(Records shown)

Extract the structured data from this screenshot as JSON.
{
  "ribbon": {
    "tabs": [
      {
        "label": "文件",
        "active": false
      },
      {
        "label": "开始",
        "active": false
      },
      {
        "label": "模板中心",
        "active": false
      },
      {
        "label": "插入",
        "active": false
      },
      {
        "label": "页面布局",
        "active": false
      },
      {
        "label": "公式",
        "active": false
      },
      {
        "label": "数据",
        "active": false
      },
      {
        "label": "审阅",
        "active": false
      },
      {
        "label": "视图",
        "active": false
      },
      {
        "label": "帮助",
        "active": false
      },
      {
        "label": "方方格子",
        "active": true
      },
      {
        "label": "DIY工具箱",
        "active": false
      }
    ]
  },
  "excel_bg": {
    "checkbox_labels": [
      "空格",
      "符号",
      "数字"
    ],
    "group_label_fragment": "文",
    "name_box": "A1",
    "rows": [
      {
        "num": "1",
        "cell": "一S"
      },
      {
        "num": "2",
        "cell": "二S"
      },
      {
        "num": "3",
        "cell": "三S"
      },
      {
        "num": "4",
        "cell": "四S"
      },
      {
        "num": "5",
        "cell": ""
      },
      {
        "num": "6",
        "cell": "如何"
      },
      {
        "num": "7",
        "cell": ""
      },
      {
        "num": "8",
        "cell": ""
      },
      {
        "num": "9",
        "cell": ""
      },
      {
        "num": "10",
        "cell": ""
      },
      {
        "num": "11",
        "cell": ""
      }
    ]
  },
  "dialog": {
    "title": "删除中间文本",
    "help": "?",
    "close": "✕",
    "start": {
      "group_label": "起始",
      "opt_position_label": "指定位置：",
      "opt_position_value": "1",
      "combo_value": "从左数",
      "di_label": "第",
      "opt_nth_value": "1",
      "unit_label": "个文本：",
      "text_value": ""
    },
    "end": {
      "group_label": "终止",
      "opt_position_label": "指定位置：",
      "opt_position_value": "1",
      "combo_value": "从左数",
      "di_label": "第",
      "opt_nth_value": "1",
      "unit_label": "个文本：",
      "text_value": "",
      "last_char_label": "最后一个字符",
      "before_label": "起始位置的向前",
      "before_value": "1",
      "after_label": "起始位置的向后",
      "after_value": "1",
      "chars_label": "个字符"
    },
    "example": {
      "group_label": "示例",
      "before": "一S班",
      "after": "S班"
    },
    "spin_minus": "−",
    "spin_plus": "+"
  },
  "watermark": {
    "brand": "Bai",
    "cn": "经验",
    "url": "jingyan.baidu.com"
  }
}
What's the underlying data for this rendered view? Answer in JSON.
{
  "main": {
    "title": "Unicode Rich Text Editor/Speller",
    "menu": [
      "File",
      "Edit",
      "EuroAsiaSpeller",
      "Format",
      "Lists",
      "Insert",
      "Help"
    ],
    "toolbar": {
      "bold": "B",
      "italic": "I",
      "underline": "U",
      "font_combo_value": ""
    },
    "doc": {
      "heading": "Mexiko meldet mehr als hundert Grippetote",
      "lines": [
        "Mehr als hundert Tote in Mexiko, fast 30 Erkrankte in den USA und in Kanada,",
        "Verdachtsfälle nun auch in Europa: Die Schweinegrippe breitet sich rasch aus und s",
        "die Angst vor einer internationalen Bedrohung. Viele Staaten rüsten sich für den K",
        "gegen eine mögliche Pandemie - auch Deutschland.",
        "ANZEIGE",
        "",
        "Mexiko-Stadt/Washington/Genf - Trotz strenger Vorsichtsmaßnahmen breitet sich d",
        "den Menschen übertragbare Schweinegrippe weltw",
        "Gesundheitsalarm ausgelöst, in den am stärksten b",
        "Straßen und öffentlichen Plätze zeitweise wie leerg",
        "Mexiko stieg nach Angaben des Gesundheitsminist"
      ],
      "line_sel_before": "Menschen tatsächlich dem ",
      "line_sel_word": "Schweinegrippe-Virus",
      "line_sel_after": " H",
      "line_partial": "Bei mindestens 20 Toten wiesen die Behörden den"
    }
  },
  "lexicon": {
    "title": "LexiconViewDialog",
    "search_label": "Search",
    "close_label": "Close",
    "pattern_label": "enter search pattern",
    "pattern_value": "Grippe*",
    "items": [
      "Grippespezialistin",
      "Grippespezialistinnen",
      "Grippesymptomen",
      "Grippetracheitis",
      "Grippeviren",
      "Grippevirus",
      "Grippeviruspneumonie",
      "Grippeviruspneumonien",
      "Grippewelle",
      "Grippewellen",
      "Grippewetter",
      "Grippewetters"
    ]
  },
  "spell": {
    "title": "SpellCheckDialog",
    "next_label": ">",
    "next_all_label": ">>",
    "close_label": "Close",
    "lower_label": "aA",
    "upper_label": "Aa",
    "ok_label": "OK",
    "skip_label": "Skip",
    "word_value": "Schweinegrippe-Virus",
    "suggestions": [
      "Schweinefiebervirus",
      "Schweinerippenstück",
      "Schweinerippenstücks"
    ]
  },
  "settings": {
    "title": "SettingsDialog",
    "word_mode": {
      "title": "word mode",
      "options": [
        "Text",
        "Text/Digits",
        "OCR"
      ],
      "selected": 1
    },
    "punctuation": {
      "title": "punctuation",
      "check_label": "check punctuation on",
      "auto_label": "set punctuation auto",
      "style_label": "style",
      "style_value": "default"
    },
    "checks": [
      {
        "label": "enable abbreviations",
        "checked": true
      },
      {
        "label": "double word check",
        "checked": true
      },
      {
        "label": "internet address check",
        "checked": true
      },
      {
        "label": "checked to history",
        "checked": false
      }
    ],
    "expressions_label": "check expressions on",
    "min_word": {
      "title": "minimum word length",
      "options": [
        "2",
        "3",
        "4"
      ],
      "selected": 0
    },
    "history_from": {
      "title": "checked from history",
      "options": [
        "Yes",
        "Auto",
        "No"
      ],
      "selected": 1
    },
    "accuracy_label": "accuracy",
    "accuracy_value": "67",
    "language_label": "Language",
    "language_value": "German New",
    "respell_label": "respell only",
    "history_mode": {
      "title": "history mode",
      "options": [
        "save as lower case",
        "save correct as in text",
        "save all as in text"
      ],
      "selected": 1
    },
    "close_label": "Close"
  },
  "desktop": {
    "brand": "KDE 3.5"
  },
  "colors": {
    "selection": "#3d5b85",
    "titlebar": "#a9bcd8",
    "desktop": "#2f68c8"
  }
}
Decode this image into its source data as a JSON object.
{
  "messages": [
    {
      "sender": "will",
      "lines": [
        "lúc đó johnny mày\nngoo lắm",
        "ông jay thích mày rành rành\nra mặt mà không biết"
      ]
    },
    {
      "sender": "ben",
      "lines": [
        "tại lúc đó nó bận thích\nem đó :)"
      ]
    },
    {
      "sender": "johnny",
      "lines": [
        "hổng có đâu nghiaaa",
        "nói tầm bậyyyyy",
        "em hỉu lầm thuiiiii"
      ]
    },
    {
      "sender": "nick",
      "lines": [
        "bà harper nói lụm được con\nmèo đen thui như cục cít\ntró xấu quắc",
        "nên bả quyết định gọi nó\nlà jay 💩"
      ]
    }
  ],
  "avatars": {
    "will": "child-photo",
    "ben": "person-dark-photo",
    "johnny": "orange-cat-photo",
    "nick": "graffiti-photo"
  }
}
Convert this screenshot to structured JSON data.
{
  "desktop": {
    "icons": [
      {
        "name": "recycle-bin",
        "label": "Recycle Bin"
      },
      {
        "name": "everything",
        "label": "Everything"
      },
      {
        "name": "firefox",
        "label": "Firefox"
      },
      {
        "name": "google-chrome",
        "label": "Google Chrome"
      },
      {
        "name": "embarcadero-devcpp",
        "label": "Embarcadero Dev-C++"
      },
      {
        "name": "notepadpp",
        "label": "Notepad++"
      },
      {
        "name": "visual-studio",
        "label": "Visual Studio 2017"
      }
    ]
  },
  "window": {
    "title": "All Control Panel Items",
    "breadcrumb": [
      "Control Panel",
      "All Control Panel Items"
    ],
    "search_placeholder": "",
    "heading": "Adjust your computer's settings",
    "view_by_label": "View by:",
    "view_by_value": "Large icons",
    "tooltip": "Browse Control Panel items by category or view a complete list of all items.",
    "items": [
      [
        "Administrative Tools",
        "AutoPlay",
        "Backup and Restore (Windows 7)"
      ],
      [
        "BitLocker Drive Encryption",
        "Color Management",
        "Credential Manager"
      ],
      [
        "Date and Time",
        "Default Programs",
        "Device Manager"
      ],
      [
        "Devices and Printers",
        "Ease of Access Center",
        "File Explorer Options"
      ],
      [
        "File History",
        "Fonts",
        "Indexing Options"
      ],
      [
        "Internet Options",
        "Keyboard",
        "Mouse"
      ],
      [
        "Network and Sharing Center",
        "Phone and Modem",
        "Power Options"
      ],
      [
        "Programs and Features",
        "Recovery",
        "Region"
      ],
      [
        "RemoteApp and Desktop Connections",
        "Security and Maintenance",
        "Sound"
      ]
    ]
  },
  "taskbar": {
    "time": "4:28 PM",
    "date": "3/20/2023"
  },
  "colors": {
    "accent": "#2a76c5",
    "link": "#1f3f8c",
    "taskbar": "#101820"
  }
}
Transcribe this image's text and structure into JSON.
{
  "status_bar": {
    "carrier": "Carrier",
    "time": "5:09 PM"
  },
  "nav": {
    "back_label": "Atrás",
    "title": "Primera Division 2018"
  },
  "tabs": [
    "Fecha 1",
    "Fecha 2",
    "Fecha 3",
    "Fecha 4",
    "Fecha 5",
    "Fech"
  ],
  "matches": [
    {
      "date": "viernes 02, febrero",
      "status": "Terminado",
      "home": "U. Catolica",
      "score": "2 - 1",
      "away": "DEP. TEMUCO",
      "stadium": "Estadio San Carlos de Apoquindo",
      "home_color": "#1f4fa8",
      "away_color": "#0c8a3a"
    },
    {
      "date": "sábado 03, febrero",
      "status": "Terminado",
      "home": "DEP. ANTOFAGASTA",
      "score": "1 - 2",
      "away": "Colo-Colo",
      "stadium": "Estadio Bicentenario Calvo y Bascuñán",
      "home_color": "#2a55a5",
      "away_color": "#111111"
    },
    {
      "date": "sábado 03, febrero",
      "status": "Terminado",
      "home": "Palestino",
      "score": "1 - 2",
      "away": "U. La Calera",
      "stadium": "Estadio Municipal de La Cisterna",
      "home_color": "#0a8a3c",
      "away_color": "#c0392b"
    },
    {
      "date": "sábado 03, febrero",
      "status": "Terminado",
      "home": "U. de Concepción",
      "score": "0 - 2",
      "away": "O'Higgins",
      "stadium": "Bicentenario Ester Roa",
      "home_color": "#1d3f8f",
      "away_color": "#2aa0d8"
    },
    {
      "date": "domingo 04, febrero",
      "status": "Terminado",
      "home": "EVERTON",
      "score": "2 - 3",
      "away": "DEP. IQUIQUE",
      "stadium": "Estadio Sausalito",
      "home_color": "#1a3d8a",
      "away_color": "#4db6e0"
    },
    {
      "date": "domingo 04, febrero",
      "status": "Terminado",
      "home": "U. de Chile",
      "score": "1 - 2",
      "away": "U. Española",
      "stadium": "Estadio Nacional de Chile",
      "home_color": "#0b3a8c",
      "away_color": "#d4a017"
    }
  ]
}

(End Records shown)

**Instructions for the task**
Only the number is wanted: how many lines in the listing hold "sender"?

**Exercise response**
4